  • The Belt and Road Initiative envisions rebuilding the old Silk Road to connect China with Asia, Europe and beyond
  • But the initiative has proved controversial in many Western capitals, particularly Washington

SHANGHAI: World leaders meeting in Beijing this week for a summit on China’s Belt and Road initiative will agree to project financing that respects global debt goals and promotes green growth, according to a draft communique seen by Reuters.
The Belt and Road Initiative is a key policy of President Xi Jinping and envisions rebuilding the old Silk Road to connect China with Asia, Europe and beyond with massive infrastructure spending.
But it has proved controversial in many Western capitals, particularly Washington, which views it as merely a means to spread Chinese influence abroad and saddle countries with unsustainable debt through nontransparent projects.
The United States has been particularly critical of Italy’s decision to sign up to the plan last month, the first for a G7 nation.
In an apparent nod to these concerns, the communique reiterates promises reached at the last summit in 2017 for sustainable financing — but adds a line on debt, which was not included the last time.
“We support collaboration among national and international financial institutions to provide diversified and sustainable financial supports for projects,” the draft communique reads.
“We encourage local currency financing, mutual establishment of financial institutions, and a greater role of development finance in line with respective national priorities, laws, regulations and international commitments, and the agreed principles by the UNGA on debt sustainability,” it added, referring to the United Nations General Assembly.
The word “green” appears in the draft seven times. It was not mentioned once in the summit communique from two years ago.
“We underline the importance of promoting green development,” the draft reads. “We encourage the development of green finance including the issuance of green bonds as well as development of green technology.”
The Chinese government’s top diplomat, Wang Yi, said on Friday that the Belt and Road project is not a “geopolitical tool” or a debt crisis for participating nations, but Beijing welcomes constructive suggestions on how to address concerns over the initiative.
A total of 37 foreign leaders are due to attend the April 25-27 summit, though the United States is only sending lower-level representatives, reflecting its unease over the scheme.

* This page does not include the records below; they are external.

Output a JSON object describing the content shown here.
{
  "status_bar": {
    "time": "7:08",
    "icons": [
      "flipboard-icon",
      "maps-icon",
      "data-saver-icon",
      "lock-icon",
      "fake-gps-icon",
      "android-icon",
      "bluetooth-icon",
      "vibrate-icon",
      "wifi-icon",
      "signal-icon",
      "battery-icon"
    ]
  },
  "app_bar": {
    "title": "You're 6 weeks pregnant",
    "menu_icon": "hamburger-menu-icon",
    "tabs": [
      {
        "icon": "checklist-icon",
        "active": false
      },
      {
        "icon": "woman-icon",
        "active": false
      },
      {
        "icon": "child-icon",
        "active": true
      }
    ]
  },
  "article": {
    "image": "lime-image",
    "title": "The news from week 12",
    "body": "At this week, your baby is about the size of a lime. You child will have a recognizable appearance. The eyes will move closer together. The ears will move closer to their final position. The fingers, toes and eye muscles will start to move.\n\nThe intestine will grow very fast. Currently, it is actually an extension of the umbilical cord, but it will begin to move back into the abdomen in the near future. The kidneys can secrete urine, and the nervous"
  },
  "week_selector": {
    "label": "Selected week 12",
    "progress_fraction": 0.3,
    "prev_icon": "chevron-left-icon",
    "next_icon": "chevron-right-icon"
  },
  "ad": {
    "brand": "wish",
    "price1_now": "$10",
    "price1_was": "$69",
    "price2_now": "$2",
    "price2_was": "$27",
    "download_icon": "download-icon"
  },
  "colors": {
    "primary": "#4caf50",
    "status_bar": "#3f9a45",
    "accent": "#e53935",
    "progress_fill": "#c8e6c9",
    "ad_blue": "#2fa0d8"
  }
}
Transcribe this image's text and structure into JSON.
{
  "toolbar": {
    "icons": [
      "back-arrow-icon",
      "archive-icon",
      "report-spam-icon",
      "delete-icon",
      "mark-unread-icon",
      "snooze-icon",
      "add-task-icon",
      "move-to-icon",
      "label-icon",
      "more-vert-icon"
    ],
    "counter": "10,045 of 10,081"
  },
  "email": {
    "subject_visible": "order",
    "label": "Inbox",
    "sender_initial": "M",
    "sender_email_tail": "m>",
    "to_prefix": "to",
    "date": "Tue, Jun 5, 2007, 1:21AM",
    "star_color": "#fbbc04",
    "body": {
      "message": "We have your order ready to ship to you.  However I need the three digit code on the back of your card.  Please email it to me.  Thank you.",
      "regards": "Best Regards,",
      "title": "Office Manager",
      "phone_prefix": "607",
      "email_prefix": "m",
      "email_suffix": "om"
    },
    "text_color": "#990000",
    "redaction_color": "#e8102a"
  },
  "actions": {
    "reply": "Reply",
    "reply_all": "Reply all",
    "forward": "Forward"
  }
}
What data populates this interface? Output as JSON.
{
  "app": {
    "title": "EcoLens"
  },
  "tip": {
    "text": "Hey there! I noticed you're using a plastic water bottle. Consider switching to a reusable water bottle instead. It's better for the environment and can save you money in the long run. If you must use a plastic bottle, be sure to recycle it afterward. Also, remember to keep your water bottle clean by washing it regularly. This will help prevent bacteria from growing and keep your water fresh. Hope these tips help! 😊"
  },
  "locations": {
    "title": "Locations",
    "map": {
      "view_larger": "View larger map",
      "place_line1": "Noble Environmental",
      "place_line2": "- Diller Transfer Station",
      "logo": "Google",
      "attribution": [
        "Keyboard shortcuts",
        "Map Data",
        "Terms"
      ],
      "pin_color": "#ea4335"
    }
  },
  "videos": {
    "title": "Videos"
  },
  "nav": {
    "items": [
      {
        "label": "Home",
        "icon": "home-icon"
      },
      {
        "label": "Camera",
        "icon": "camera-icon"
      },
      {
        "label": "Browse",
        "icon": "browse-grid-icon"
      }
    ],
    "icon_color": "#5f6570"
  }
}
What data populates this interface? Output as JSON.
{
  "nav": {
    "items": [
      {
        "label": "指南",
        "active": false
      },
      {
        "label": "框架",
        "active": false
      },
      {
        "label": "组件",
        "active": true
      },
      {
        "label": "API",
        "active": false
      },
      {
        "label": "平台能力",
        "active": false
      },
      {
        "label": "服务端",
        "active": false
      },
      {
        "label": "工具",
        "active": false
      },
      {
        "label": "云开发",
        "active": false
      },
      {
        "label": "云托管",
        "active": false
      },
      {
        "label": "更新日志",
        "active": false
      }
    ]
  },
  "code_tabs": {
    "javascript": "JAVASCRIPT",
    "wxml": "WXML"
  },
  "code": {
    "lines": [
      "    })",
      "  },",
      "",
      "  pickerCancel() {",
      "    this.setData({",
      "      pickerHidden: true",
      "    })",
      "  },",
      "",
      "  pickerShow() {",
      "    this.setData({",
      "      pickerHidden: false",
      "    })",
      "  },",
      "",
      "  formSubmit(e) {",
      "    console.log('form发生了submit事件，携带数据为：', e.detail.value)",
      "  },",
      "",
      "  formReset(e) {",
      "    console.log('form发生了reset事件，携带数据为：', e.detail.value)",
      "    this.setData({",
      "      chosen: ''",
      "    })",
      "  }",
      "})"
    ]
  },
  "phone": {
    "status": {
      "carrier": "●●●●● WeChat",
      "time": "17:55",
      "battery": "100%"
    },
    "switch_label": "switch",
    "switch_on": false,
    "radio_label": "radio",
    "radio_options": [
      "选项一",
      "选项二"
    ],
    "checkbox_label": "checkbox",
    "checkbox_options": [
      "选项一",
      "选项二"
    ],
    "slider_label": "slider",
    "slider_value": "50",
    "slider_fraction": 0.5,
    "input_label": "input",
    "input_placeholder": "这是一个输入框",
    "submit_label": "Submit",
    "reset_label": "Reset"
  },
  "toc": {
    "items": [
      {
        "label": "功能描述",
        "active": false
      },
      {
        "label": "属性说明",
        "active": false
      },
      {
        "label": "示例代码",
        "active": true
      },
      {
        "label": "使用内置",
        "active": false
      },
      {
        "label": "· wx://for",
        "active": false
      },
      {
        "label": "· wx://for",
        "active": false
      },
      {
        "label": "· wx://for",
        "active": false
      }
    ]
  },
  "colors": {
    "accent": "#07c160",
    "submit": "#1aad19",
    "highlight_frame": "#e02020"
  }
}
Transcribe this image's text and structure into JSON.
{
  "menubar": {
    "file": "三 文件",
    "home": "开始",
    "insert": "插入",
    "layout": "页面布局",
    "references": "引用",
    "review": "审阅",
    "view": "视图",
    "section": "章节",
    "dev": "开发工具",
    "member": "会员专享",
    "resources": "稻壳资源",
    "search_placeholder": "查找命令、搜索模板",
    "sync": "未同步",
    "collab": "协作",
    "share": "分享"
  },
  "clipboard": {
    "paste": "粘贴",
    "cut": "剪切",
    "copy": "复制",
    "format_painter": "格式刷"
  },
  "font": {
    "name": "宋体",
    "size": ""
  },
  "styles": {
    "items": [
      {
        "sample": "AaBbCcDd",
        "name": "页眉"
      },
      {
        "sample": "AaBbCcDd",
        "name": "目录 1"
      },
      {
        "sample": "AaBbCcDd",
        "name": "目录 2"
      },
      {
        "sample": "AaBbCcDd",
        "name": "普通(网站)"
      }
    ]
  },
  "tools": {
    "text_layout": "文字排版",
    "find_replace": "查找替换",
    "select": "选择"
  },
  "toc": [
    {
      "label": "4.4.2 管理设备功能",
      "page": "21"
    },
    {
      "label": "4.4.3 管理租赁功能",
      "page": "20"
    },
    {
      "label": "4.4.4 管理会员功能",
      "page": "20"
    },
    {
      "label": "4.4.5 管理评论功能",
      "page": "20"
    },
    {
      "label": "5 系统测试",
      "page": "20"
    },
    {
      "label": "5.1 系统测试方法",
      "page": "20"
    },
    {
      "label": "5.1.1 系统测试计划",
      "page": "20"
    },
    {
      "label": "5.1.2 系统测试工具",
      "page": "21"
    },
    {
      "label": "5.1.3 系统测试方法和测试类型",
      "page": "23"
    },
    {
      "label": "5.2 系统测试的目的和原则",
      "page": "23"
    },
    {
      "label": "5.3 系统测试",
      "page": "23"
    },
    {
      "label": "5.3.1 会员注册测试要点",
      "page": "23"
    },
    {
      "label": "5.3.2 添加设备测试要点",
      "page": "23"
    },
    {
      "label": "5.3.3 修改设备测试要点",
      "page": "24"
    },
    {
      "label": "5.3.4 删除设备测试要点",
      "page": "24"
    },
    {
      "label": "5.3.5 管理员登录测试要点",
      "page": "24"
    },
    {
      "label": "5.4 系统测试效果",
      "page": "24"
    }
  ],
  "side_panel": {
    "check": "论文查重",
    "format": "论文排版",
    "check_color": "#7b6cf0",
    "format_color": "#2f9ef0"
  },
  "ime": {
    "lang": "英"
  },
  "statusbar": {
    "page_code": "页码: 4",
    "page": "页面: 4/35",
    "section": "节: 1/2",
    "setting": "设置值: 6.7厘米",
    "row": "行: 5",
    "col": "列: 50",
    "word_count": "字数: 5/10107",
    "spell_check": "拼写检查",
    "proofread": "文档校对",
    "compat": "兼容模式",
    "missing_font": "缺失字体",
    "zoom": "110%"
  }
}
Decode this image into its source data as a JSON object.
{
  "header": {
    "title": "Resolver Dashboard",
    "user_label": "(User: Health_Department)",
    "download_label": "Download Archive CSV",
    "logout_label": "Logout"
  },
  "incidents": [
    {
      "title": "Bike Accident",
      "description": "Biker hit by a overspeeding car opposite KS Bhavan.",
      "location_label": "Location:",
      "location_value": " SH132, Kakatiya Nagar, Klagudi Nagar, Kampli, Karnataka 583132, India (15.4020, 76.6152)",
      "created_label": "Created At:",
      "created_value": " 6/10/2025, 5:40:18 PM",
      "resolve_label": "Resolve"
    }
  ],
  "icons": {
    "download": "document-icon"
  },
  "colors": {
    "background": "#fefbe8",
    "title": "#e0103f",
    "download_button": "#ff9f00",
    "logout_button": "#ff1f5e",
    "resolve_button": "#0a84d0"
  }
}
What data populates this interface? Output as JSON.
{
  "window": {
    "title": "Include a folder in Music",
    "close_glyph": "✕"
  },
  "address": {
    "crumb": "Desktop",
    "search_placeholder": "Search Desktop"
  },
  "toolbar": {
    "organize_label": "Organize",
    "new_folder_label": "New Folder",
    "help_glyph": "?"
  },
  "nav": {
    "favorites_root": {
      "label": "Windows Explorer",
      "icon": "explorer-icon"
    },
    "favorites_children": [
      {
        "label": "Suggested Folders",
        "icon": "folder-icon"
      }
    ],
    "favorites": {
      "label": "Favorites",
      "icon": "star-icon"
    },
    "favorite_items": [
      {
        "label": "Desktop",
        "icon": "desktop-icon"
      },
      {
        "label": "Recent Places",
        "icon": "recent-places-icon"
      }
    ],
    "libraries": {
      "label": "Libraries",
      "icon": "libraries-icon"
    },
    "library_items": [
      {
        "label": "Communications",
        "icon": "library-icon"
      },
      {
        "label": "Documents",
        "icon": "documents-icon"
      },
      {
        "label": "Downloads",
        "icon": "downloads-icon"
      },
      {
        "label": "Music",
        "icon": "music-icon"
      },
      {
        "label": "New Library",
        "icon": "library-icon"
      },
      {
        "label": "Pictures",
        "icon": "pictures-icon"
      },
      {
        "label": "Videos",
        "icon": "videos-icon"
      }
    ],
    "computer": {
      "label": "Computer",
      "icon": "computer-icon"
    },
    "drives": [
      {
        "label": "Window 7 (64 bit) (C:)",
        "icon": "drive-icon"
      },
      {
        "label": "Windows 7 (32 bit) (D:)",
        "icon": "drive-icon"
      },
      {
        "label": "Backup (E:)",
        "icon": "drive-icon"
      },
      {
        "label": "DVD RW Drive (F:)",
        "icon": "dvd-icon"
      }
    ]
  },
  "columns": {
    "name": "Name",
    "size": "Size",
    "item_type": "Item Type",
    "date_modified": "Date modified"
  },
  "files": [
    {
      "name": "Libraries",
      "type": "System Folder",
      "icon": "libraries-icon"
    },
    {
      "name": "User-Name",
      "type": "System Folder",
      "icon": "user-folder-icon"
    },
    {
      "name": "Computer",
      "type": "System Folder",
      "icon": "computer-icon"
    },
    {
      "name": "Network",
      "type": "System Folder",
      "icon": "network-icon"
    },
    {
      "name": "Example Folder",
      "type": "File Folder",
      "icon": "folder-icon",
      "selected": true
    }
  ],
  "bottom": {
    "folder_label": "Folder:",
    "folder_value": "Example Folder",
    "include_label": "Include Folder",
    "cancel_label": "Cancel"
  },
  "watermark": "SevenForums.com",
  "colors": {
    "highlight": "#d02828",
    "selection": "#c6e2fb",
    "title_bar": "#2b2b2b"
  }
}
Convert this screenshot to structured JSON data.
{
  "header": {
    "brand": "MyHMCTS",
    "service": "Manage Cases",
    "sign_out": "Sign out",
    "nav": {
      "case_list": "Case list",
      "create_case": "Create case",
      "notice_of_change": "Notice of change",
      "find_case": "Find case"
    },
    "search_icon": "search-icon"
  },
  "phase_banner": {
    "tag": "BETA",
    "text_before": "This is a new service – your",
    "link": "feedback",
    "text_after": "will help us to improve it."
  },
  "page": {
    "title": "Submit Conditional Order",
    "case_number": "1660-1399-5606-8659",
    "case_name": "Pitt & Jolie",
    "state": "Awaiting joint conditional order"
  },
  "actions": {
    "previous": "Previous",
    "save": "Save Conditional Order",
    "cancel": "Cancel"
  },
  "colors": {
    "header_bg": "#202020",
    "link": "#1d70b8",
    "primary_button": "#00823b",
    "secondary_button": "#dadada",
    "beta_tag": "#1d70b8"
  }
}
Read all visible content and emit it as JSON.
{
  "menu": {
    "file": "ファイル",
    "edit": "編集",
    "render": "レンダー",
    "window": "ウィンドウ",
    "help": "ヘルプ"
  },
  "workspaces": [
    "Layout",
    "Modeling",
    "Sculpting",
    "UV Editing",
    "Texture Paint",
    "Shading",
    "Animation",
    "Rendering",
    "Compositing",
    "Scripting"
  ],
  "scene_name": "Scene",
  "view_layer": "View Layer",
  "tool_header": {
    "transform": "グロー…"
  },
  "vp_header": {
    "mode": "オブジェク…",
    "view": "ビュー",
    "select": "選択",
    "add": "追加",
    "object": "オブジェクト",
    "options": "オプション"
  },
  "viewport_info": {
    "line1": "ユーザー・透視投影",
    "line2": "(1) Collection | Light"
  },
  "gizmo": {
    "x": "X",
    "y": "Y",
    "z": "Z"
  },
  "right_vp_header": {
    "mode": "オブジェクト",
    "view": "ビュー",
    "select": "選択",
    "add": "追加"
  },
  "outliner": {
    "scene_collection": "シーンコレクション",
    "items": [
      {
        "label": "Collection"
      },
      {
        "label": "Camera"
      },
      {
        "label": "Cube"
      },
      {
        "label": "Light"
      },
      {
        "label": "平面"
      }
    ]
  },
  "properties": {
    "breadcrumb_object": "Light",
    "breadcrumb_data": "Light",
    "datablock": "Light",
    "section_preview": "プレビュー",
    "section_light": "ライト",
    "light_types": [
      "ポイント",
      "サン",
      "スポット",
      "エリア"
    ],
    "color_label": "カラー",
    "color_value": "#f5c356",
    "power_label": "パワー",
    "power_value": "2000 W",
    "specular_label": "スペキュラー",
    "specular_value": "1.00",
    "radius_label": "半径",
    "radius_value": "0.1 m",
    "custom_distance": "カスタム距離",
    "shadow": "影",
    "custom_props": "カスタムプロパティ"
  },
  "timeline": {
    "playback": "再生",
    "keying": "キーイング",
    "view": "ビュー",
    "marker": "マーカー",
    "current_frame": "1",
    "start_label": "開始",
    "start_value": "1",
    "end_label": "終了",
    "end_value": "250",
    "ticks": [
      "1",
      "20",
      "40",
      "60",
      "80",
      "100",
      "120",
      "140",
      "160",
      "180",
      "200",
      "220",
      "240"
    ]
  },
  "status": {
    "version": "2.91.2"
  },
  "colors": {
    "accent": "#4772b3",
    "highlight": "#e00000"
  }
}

The number of foreign leaders at the April 25-27 summit is up from 29 last time, mainly from China’s closest allies like Pakistan and Russia but also Italy, Switzerland and Austria.
China has repeatedly said Belt and Road is for the benefit of the whole world, and that it is committed to upholding globally accepted norms in ensuring projects are transparent and win-win for all parties.
“We emphasize the importance of the rule of law and equal opportunities for all,” the draft reads.